_Excerpts from a dataset_.
------------------------------------------------

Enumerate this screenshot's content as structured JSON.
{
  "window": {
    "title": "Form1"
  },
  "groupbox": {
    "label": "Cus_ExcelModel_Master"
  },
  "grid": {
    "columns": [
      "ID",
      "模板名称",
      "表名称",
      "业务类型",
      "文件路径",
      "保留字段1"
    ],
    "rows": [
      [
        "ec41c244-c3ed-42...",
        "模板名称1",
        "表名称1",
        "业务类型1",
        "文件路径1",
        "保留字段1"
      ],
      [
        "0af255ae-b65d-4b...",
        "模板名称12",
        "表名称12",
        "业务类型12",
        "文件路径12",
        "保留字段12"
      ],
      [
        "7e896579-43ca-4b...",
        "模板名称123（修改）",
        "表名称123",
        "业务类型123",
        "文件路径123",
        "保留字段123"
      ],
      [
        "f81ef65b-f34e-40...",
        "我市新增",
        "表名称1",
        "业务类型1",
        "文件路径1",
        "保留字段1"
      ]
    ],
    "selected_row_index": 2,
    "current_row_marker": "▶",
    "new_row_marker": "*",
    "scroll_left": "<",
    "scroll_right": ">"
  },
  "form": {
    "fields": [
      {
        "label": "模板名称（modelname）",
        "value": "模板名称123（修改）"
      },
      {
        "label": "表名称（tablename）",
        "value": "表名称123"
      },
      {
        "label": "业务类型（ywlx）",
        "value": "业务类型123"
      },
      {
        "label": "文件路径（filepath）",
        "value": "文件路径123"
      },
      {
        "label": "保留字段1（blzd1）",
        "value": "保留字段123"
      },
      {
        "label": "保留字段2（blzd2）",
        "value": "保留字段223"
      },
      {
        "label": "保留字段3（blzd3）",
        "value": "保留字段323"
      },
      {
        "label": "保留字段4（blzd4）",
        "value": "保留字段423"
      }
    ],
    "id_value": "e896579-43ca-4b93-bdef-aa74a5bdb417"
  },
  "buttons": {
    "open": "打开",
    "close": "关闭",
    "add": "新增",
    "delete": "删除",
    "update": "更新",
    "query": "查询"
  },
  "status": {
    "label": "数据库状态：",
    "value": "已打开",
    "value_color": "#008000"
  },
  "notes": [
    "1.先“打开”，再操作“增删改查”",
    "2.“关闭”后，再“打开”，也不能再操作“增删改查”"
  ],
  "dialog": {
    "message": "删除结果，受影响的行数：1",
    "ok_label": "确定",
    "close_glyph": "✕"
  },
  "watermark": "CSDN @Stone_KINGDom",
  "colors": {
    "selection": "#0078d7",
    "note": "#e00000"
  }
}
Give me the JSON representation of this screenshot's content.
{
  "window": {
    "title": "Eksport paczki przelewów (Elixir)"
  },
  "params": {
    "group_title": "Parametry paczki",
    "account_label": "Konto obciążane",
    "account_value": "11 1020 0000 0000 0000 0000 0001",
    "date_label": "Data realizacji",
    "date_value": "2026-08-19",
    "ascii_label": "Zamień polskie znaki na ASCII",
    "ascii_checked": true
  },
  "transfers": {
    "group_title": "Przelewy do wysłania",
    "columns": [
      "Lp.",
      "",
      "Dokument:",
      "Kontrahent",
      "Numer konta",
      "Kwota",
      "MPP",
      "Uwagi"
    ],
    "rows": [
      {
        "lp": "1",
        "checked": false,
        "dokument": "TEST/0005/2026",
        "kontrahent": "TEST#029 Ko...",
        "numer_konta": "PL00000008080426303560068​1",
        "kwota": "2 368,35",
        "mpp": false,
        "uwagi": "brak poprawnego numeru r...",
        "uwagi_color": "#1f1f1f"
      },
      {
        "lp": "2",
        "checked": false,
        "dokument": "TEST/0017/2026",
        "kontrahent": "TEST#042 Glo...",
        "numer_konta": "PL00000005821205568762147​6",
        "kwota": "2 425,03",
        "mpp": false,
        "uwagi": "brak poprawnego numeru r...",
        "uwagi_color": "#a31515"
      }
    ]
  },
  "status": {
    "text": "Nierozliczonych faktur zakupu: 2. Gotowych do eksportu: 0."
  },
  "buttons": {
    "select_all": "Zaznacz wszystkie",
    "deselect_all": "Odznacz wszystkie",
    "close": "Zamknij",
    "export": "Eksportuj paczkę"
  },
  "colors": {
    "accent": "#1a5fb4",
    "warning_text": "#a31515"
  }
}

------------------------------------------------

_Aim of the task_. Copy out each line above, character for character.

_Response area_.
Enumerate this screenshot's content as structured JSON.
{
  "window": {
    "title": "Form1"
  },
  "groupbox": {
    "label": "Cus_ExcelModel_Master"
  },
  "grid": {
    "columns": [
      "ID",
      "模板名称",
      "表名称",
      "业务类型",
      "文件路径",
      "保留字段1"
    ],
    "rows": [
      [
        "ec41c244-c3ed-42...",
        "模板名称1",
        "表名称1",
        "业务类型1",
        "文件路径1",
        "保留字段1"
      ],
      [
        "0af255ae-b65d-4b...",
        "模板名称12",
        "表名称12",
        "业务类型12",
        "文件路径12",
        "保留字段12"
      ],
      [
        "7e896579-43ca-4b...",
        "模板名称123（修改）",
        "表名称123",
        "业务类型123",
        "文件路径123",
        "保留字段123"
      ],
      [
        "f81ef65b-f34e-40...",
        "我市新增",
        "表名称1",
        "业务类型1",
        "文件路径1",
        "保留字段1"
      ]
    ],
    "selected_row_index": 2,
    "current_row_marker": "▶",
    "new_row_marker": "*",
    "scroll_left": "<",
    "scroll_right": ">"
  },
  "form": {
    "fields": [
      {
        "label": "模板名称（modelname）",
        "value": "模板名称123（修改）"
      },
      {
        "label": "表名称（tablename）",
        "value": "表名称123"
      },
      {
        "label": "业务类型（ywlx）",
        "value": "业务类型123"
      },
      {
        "label": "文件路径（filepath）",
        "value": "文件路径123"
      },
      {
        "label": "保留字段1（blzd1）",
        "value": "保留字段123"
      },
      {
        "label": "保留字段2（blzd2）",
        "value": "保留字段223"
      },
      {
        "label": "保留字段3（blzd3）",
        "value": "保留字段323"
      },
      {
        "label": "保留字段4（blzd4）",
        "value": "保留字段423"
      }
    ],
    "id_value": "e896579-43ca-4b93-bdef-aa74a5bdb417"
  },
  "buttons": {
    "open": "打开",
    "close": "关闭",
    "add": "新增",
    "delete": "删除",
    "update": "更新",
    "query": "查询"
  },
  "status": {
    "label": "数据库状态：",
    "value": "已打开",
    "value_color": "#008000"
  },
  "notes": [
    "1.先“打开”，再操作“增删改查”",
    "2.“关闭”后，再“打开”，也不能再操作“增删改查”"
  ],
  "dialog": {
    "message": "删除结果，受影响的行数：1",
    "ok_label": "确定",
    "close_glyph": "✕"
  },
  "watermark": "CSDN @Stone_KINGDom",
  "colors": {
    "selection": "#0078d7",
    "note": "#e00000"
  }
}
Give me the JSON representation of this screenshot's content.
{
  "window": {
    "title": "Eksport paczki przelewów (Elixir)"
  },
  "params": {
    "group_title": "Parametry paczki",
    "account_label": "Konto obciążane",
    "account_value": "11 1020 0000 0000 0000 0000 0001",
    "date_label": "Data realizacji",
    "date_value": "2026-08-19",
    "ascii_label": "Zamień polskie znaki na ASCII",
    "ascii_checked": true
  },
  "transfers": {
    "group_title": "Przelewy do wysłania",
    "columns": [
      "Lp.",
      "",
      "Dokument:",
      "Kontrahent",
      "Numer konta",
      "Kwota",
      "MPP",
      "Uwagi"
    ],
    "rows": [
      {
        "lp": "1",
        "checked": false,
        "dokument": "TEST/0005/2026",
        "kontrahent": "TEST#029 Ko...",
        "numer_konta": "PL00000008080426303560068​1",
        "kwota": "2 368,35",
        "mpp": false,
        "uwagi": "brak poprawnego numeru r...",
        "uwagi_color": "#1f1f1f"
      },
      {
        "lp": "2",
        "checked": false,
        "dokument": "TEST/0017/2026",
        "kontrahent": "TEST#042 Glo...",
        "numer_konta": "PL00000005821205568762147​6",
        "kwota": "2 425,03",
        "mpp": false,
        "uwagi": "brak poprawnego numeru r...",
        "uwagi_color": "#a31515"
      }
    ]
  },
  "status": {
    "text": "Nierozliczonych faktur zakupu: 2. Gotowych do eksportu: 0."
  },
  "buttons": {
    "select_all": "Zaznacz wszystkie",
    "deselect_all": "Odznacz wszystkie",
    "close": "Zamknij",
    "export": "Eksportuj paczkę"
  },
  "colors": {
    "accent": "#1a5fb4",
    "warning_text": "#a31515"
  }
}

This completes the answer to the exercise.